▶ [Task directions]:
Whichever lines include the word "icon", copy them as they appear in the data.
---
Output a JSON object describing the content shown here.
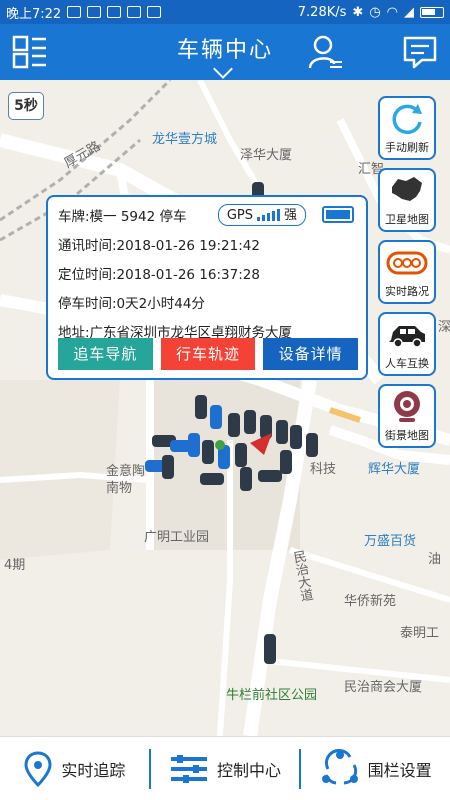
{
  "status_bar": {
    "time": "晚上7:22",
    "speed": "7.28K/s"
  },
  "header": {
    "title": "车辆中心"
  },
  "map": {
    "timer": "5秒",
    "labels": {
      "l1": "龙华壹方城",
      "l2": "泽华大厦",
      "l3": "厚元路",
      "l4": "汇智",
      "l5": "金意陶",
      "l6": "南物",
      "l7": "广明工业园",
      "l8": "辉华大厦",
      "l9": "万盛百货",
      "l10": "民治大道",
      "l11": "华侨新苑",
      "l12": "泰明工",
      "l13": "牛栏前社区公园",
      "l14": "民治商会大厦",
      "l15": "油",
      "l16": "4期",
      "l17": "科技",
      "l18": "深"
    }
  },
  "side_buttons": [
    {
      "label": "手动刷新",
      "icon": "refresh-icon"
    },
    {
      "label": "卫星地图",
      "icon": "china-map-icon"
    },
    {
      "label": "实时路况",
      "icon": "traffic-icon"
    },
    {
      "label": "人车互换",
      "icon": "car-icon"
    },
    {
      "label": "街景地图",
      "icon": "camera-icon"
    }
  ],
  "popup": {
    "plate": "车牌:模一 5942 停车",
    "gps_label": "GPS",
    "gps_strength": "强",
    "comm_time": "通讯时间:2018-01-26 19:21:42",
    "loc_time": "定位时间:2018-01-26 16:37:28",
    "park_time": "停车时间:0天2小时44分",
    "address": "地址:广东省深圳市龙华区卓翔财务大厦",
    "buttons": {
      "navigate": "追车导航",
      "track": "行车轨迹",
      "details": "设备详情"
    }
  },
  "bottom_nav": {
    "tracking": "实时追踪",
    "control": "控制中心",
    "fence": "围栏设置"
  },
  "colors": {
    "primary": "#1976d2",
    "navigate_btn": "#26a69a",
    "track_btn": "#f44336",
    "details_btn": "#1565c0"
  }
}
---
▶ [Answer to this exercise]:
      "icon": "refresh-icon"
      "icon": "china-map-icon"
      "icon": "traffic-icon"
      "icon": "car-icon"
      "icon": "camera-icon"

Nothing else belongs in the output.